Assignment:
Look through the records below, and copy out every line that holds the string "code".

Provided entries:
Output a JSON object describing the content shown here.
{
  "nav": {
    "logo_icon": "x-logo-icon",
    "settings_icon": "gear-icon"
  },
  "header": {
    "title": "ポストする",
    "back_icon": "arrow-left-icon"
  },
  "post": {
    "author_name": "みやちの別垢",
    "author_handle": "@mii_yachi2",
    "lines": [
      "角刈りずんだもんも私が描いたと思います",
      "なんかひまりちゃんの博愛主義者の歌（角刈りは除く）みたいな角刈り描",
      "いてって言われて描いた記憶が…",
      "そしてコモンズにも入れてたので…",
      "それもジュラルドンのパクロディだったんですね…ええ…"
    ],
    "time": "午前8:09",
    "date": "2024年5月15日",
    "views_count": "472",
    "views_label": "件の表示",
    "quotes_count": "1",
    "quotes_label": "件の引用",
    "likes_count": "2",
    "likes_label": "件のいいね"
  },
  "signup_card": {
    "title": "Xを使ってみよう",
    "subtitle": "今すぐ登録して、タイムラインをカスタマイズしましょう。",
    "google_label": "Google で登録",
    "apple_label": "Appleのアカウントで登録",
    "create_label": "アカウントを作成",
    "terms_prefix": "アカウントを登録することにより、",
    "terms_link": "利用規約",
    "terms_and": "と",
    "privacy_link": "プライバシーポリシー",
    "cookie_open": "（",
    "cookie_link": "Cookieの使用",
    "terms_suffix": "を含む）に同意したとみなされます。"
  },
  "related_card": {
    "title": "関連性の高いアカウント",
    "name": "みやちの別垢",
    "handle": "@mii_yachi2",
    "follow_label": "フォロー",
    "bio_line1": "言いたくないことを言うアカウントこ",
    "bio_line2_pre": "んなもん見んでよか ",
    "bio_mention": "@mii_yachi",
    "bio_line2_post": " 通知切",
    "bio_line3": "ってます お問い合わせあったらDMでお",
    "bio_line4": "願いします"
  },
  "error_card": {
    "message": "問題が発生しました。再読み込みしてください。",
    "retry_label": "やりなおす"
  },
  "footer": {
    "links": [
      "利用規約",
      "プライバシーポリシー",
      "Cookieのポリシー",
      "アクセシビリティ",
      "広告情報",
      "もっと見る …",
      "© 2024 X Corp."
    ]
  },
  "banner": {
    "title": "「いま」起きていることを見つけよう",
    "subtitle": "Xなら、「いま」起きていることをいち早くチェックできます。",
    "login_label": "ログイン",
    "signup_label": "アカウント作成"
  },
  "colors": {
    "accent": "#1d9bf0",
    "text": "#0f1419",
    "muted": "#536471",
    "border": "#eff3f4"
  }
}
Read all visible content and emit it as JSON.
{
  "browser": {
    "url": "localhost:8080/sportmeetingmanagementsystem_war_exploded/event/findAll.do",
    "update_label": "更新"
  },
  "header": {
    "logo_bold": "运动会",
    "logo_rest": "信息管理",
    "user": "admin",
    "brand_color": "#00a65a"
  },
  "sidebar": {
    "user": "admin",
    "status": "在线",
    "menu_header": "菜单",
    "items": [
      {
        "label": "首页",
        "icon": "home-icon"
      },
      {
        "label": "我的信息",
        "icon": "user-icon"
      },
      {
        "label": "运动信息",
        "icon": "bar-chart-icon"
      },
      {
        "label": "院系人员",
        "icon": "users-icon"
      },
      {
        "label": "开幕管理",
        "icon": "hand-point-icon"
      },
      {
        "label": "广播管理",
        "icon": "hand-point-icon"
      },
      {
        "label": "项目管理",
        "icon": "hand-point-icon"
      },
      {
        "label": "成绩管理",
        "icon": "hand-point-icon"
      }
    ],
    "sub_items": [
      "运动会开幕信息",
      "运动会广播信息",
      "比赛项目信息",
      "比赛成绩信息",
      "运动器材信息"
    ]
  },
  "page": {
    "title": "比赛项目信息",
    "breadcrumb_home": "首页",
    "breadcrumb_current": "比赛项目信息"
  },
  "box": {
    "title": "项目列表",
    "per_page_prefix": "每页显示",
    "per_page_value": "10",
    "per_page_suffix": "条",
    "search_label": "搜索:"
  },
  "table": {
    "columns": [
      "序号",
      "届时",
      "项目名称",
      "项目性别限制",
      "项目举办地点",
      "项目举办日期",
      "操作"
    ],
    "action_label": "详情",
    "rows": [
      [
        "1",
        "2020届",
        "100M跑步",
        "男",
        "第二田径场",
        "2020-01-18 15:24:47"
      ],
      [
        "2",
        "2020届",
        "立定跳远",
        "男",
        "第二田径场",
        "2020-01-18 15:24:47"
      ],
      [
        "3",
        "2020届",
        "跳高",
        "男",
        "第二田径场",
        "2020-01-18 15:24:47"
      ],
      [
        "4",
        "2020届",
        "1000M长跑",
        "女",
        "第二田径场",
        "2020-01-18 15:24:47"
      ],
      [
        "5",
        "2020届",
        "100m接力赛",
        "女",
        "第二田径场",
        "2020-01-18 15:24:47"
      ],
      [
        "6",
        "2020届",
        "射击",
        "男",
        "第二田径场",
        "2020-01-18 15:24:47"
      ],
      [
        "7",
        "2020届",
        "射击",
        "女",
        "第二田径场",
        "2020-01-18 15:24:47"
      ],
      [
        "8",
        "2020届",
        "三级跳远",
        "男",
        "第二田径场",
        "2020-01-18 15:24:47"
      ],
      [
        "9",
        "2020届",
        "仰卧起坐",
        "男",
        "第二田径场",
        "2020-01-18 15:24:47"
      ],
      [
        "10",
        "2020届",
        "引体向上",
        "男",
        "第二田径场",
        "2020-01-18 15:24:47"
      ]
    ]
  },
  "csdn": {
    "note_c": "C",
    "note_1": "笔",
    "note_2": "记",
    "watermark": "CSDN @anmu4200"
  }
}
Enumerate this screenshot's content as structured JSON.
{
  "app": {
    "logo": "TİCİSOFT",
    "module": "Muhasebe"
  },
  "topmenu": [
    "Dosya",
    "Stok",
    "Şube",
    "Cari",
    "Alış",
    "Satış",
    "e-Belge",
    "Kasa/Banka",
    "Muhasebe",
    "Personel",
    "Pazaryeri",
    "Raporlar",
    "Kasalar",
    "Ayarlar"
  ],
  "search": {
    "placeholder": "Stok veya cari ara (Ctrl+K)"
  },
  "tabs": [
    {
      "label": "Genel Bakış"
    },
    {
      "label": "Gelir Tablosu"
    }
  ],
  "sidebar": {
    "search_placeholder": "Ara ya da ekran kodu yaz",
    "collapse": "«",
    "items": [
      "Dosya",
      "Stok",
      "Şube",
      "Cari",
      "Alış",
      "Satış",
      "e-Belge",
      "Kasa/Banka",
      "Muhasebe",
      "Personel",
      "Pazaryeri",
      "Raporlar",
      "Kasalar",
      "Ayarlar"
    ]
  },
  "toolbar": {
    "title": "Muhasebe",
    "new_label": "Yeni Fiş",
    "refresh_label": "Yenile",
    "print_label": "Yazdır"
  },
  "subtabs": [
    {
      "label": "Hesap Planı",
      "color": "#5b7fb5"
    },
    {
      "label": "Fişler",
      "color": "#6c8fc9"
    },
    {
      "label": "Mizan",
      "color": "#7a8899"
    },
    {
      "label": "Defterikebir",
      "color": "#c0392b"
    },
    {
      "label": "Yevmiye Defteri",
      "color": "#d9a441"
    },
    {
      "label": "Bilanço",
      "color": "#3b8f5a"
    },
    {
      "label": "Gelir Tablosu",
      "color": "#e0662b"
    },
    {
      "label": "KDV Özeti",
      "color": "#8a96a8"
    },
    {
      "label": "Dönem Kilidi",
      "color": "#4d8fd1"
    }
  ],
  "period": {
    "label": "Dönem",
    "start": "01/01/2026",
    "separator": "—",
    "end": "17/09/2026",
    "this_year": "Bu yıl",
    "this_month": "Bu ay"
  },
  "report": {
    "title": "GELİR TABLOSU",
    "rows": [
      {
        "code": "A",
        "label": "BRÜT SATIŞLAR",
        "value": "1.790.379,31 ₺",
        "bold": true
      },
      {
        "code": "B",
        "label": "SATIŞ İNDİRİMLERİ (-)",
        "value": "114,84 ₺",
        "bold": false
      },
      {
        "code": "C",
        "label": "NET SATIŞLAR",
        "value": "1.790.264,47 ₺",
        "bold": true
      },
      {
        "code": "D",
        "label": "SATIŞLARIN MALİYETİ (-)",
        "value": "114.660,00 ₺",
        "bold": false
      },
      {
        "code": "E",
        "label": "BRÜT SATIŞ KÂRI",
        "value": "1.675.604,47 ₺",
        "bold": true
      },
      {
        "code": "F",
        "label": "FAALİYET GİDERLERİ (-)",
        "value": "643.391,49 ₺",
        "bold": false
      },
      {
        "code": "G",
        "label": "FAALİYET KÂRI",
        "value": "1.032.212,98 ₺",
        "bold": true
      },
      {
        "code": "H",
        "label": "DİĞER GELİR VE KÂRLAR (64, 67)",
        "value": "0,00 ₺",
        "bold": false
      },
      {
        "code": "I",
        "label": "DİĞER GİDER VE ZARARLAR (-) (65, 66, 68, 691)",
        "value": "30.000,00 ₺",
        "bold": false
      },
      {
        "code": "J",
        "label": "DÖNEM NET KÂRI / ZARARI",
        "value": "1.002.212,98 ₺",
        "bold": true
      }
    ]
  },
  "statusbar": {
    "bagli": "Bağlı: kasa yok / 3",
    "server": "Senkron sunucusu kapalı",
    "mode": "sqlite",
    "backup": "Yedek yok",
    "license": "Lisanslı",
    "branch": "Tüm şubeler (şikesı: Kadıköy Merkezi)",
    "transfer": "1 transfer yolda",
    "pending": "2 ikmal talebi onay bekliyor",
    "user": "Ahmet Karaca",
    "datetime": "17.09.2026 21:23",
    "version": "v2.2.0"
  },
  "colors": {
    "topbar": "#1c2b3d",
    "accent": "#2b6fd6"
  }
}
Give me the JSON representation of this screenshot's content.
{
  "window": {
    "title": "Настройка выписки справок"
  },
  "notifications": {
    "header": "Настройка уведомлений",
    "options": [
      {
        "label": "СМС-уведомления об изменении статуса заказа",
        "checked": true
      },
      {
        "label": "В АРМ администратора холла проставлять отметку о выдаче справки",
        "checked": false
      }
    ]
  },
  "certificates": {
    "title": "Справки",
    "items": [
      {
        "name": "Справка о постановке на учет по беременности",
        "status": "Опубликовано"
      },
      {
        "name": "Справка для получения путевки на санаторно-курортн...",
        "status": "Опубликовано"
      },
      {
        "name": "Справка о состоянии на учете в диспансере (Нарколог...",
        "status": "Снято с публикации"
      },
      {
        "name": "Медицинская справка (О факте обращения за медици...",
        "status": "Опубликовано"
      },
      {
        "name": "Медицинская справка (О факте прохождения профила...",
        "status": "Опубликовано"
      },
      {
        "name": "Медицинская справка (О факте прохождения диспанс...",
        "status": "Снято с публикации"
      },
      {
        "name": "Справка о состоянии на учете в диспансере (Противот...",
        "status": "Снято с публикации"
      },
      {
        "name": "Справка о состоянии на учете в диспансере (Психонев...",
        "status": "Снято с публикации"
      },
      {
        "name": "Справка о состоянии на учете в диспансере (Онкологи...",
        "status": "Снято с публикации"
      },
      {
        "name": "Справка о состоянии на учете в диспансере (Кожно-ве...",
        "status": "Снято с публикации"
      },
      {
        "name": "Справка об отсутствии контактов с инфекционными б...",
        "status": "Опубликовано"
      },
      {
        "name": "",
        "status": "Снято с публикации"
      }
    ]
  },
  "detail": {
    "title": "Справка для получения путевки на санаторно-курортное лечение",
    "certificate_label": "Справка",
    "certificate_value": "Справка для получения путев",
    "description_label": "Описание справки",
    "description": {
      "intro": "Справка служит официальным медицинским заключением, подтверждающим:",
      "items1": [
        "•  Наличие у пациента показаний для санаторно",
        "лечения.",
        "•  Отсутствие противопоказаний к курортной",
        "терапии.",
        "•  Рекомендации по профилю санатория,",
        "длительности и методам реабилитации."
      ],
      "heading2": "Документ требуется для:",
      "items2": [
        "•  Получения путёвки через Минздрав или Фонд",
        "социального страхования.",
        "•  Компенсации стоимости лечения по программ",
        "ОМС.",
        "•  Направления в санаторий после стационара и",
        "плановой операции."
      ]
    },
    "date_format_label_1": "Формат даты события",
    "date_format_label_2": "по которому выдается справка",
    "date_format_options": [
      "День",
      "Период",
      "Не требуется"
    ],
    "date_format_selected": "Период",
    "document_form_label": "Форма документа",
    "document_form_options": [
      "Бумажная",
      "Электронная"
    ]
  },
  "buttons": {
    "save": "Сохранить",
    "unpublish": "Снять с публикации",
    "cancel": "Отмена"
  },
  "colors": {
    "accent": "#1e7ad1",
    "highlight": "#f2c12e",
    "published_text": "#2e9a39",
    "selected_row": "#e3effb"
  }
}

Exercise response:
        "code": "A",
        "code": "B",
        "code": "C",
        "code": "D",
        "code": "E",
        "code": "F",
        "code": "G",
        "code": "H",
        "code": "I",
        "code": "J",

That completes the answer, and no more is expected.